Startups hoping to raise a nine-figure round in the future had best temper their ambition; venture funding events worth $100 million or more are going extinct — quickly.
A few years back, nine-figure venture funding events were common. So much so that during my Crunchbase News days, we started to call them “supergiant” rounds to avoid having to spell out their size. Hell, we actually ran regular reports of rounds worth a few hundred million or more until sheer volume made it impractical. Good times.
The Exchange explores startups, markets and money.
Read it every morning on TechCrunch+ or get The Exchange newsletter every Saturday.

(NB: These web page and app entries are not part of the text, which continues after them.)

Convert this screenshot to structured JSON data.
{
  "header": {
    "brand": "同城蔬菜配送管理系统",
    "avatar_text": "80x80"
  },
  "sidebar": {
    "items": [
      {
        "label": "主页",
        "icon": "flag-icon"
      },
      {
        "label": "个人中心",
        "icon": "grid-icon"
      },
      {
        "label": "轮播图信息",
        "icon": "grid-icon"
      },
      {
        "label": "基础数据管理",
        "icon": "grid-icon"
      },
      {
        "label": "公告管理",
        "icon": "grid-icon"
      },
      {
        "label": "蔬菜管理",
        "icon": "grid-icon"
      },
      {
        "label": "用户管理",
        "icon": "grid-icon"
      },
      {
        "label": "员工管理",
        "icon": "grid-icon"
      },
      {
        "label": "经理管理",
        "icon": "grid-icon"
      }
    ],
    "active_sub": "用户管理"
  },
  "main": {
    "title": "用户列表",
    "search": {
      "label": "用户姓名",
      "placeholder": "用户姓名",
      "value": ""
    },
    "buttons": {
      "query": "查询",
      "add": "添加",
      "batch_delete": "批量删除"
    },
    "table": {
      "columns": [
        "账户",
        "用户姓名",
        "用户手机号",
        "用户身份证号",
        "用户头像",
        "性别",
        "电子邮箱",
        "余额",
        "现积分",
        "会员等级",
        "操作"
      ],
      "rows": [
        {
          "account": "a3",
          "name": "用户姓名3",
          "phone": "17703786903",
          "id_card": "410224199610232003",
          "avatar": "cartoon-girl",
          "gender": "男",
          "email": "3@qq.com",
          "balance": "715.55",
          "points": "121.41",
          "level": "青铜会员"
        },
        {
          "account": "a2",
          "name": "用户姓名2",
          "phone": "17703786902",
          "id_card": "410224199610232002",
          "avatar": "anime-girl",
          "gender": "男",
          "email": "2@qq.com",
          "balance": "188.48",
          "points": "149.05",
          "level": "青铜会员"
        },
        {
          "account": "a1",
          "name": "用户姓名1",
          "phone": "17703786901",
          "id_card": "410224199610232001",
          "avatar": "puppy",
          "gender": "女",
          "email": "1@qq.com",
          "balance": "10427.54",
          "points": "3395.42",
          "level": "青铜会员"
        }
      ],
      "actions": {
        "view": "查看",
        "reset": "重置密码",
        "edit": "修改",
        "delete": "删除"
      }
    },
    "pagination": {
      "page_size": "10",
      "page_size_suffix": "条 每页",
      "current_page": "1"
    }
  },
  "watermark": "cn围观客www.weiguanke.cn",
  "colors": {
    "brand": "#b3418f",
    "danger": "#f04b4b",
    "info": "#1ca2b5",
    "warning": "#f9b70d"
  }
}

Now more than a year past the peak of the 2021 venture boom, it’s clear that those days are behind us. And while it took much longer to deflate the $100 million round bubble than I expected, if trends continue, nine-figure venture funding events will become, once again, rare enough to warrant our attention.
The $100 million round’s fall from prominence is an Icarian saga. PitchBook data collected by TechCrunch this morning tells a simple story: From a stable base of around 75 such funding events per quarter through 2019 and much of 2020, the pace at which venture investors pumped capital into startups in nine-figure chunks exploded through 2021, only to come crashing down to prior levels in roughly the same amount of time as it took to reach its peak.
The data is stark: From 75 $100 million or greater funding events in Q1 2019 to 426 in Q4 2021, the pace of nine-figure venture deals has retreated to just 57 thus far in the first quarter of 2023.
Naturally, we’ll see the current quarterly tally tick higher over the coming weeks, but it’s certainly going to close out Q1 under the 157 that we saw in Q4 2022.
Here’s the chart of mega-round deal volume from the start of 2019 through today: